Monday, May 13, 2019

Looking Closer at Project Applications for 2021-2026: At the MPO

The Technical Advisory Committee for our local Metropolitan Planning Organization meets on Tuesday the 14th, and they're in a moment of process: they've got discussion on the agenda, but no big action items.

However, the minutes from April's meeting show one of the giant, almost structural problems at the MPO: The problem with driving and greenhouse gases. There's just no explicit awareness of the contradiction and trade-off, even among the technical staff.

More and faster driving? Or less Carbon pollution?
The Great Impasse (from the April minutes)

The MPO is just in deep, deep denial
The facts are out there, and at least they could say, "we know driving is the biggest driver of local greenhouse gas emissions, but because people are so attached to driving, we are not going to do anything about it. We are also not going to tell the public very much about how driving is a problem. We cannot discourage driving. We looooove driving."

We're just doomed, aren't we.

As part of the discussing and vetting process, in the packet are some additional questions on the project applications for the $15 million or so in funds from 2021-2026. They'll be discussing these and making a preliminary ranking.

Here are some of the more interesting bits.

Someone helpfully asks whether "protected bikelanes" could be included in the Broadway project.

Questions on Broadway and Cherry
Someone else suggests deferring the Cherry Avenue and Parkway crossing project to be deferred for the Cap and Trade bill's funding. (So I guess we're aware of carbon emissions, but we can't do anything now about them? There's no urgency here, only the technical detail about which is the right funding source.)

There are two projects on State Street, one in the County, the other in the City.

The dead-ends on Elma at the Geer Line are still public ROW?
In the notes on the County project, there's a very interesting idea for a low-volume north-south alternative to Lancaster Drive between Auburn and Rickey. That's a significant stretch! It would also connect to Four Corners Elementary. That's an idea that deserves more attention and discussion! (Though, to be clear, it's not one of the formal project applications.)

Concept pitch for Geer Line crossing on Elma
On the City project, the 4-lane hybrid concept is making the crosswalks more difficult.

A similar four-lane crosswalk on Market and 19th

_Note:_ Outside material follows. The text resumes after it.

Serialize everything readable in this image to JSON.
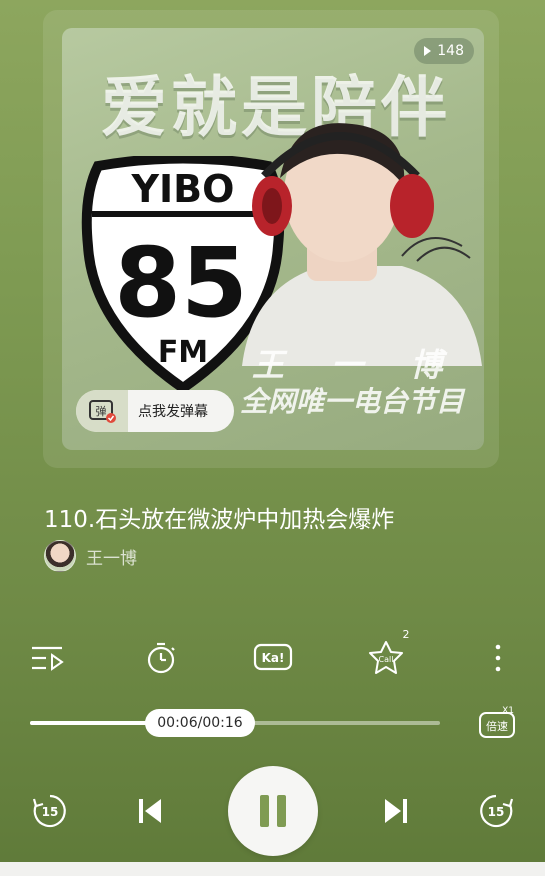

Questions about the 4-lane hybrid
Back to the April minutes, there's brief conjecture on local priorities:
[City Staff] thinks the city of Salem’s top priority project among the preapplications is likely to be the McGilchrist project....[Marion County Staff] commented that the Center Street Phase 2 project is the top-ranked project for Marion County. The State Street project is second with either the Delaney Road or Delaney bridge project next.
The Center Street project is an enormous widening project for more driving, taking it to five auto lanes wide (4 travel, a center turn pocket). See last month's notes for additional comments.

The TAC will have a better sense for the priorities at the end of this meeting, and then there might be more to say.

Look for the historic sign
next to the entry
You can download the agenda and meeting packet here.

SKATS Technical Advisory Committee meets Tuesday the 14th, at 1:30pm. SKATS is at 100 High St. SE, Suite 200, above Table Five 08 and the new Epilogue Kitchen.

Unrelated Postcript

You might remember Professor Marc Schlossberg from the 2010-2011 Sustainable City Initiative residency the University of Oregon conducted here. The Monday link roundup at BikePortland includes a note about a fantastic naming project Schlossberg led.

This school year, his students worked on a new problem: What is the right name for the next iteration of a bike lane, a shared mobility lane for skaters, scooters, and micromobility beyond the bike?

He recently posted the winning concept and design, and it's pretty compelling!

The SMILE lane with stencil -
Michael Dooley and Daisy Jones, via UO
The unpacked acronym is a little awkward, but that's not the important part.
the SMILE Lane, or the Shared Micromobility Integration Lane with Emergency access.
It's the mood and the freedom of mobility with a smile! This very much seems worth boosting to see if it will gain traction. (We'll be coming back to it.)


Susann Kaltwasser said...

Once upon a time I looked at the path of the old Geer Line ROW as saw that it is still pretty much undeveloped from I-5 to Willamette University. I can't help but wonder what it would take to turn that into a bike path...even if roads crossed it.

Salem Breakfast on Bikes said...

The ownership of the Geer Line ROW has become very fragmented with multiple owners, and it would be difficult now to reassemble a continuous path - not impossible, I think, but difficult and more costly. The opportunity was much greater a generation ago.

Anonymous said...

In case anyone reads this post again, it should be noted that the gap on Elma where it crosses the Gear line (see photo in the original post) was paved in 2019, so there is a road and bike connection across the Gear line on Elma. I believe this was done as part of the housing development they squeezed in along the Gear line (both east and west of Elma).

Salem Breakfast on Bikes said...

Thanks for the update! (The Geer - double-ee - Line is named for the Geer family, most notably Governor T.T. Geer, whose extended family included Homer Davenport and R. C. Geer, whose historic farm now operates as Geercrest. It's an important name locally!)